|Oct 26, 2015||AS||Assignment|
Owner name: COMMSCOPE EMEA LIMITED, IRELAND
Free format text: ASSIGNMENT OF ASSIGNORS INTEREST;ASSIGNOR:TYCO ELECTRONICS SERVICES GMBH;REEL/FRAME:036956/0001
Effective date: 20150828
|Oct 29, 2015||AS||Assignment|
Owner name: COMMSCOPE TECHNOLOGIES LLC, NORTH CAROLINA
Free format text: ASSIGNMENT OF ASSIGNORS INTEREST;ASSIGNOR:COMMSCOPE EMEA LIMITED;REEL/FRAME:037012/0001
Effective date: 20150828
|Jan 13, 2016||AS||Assignment|
Owner name: JPMORGAN CHASE BANK, N.A., AS COLLATERAL AGENT, IL
Free format text: PATENT SECURITY AGREEMENT (ABL);ASSIGNOR:COMMSCOPE TECHNOLOGIES LLC;REEL/FRAME:037514/0196
Effective date: 20151220
Owner name: JPMORGAN CHASE BANK, N.A., AS COLLATERAL AGENT, IL
Free format text: PATENT SECURITY AGREEMENT (TERM);ASSIGNOR:COMMSCOPE TECHNOLOGIES LLC;REEL/FRAME:037513/0709
Effective date: 20151220

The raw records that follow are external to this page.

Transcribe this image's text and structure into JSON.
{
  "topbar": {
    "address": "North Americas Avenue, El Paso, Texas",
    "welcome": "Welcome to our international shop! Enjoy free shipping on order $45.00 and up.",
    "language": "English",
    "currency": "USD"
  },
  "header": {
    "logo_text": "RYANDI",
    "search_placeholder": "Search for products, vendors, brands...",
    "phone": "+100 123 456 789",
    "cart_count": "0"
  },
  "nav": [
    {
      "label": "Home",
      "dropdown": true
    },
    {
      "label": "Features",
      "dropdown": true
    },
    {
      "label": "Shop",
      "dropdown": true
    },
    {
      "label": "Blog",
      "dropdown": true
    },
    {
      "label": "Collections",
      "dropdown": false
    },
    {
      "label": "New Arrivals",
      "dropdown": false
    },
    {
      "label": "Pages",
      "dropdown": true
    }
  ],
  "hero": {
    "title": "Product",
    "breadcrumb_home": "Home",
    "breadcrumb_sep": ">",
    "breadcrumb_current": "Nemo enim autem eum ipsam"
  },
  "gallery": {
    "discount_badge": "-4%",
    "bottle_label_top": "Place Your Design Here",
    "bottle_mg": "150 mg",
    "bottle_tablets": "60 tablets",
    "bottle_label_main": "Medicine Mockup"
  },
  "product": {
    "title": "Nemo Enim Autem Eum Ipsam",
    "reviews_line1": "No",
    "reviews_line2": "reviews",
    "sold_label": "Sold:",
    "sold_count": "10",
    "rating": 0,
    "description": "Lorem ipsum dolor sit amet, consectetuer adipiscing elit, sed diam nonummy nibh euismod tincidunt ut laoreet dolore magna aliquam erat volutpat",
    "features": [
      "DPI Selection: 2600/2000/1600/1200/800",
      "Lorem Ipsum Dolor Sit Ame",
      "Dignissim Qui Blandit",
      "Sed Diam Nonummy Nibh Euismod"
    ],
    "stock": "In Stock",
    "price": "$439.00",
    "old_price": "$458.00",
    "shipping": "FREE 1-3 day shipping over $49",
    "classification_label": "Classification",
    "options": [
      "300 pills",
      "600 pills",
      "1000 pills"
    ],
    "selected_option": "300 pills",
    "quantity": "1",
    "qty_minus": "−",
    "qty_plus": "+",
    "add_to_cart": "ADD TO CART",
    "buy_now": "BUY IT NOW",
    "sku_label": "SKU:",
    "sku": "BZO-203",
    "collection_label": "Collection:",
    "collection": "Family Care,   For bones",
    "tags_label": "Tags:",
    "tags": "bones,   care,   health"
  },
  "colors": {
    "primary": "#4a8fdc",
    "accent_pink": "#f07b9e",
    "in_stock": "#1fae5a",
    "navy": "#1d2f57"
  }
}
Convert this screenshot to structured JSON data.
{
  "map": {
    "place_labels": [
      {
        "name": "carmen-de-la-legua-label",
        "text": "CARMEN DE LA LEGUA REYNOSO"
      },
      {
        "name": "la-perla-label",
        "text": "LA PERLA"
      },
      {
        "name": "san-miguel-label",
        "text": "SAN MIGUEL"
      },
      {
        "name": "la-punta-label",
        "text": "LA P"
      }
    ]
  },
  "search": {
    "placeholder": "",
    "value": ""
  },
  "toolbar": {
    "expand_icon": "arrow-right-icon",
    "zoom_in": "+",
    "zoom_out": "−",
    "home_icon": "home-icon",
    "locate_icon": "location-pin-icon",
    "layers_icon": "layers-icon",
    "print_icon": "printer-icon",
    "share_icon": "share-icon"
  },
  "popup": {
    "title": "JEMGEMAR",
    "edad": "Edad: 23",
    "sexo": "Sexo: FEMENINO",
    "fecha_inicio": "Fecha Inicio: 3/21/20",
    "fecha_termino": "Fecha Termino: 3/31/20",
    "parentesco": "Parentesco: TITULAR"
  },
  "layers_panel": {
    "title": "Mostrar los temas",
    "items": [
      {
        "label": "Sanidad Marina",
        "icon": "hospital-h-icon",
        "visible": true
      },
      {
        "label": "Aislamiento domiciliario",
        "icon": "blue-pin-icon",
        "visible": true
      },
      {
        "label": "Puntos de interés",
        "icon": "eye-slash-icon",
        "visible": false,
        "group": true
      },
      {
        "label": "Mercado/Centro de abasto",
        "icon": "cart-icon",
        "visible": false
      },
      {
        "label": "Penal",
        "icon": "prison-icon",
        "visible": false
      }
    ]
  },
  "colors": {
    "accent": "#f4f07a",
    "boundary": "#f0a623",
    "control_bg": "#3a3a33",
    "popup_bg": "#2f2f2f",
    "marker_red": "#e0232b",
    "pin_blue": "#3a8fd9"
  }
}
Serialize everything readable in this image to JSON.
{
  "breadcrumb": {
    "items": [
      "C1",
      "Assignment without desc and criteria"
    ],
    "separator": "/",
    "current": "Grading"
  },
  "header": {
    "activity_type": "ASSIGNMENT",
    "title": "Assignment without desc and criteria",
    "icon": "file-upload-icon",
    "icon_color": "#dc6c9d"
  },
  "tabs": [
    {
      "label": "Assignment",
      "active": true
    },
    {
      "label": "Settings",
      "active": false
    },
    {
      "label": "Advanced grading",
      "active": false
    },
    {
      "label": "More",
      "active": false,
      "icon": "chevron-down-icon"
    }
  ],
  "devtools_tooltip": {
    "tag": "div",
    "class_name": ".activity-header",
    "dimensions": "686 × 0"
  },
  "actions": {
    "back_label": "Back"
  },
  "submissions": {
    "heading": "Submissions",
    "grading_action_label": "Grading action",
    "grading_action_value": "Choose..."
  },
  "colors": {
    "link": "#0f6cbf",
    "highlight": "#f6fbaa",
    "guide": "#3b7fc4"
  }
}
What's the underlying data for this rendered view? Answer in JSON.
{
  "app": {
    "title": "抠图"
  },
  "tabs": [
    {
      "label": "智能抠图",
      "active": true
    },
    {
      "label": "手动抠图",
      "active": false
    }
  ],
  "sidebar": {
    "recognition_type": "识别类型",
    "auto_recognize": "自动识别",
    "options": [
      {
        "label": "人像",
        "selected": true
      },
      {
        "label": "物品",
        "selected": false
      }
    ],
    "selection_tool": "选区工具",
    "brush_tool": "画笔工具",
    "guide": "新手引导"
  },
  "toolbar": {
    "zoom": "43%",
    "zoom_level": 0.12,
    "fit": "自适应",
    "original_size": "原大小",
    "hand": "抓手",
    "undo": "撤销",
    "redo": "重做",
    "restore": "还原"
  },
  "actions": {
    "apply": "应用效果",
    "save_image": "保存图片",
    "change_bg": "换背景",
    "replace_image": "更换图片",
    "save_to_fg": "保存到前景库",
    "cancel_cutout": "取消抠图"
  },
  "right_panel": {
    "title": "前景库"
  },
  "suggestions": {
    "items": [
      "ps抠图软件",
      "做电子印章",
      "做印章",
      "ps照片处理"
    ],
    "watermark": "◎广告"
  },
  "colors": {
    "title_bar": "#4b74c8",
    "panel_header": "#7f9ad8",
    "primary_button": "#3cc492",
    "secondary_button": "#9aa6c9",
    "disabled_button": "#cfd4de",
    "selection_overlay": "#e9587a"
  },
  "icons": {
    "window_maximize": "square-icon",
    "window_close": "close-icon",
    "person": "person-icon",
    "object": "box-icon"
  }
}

|Mar 21, 2016||FPAY||Fee payment|
Year of fee payment: 12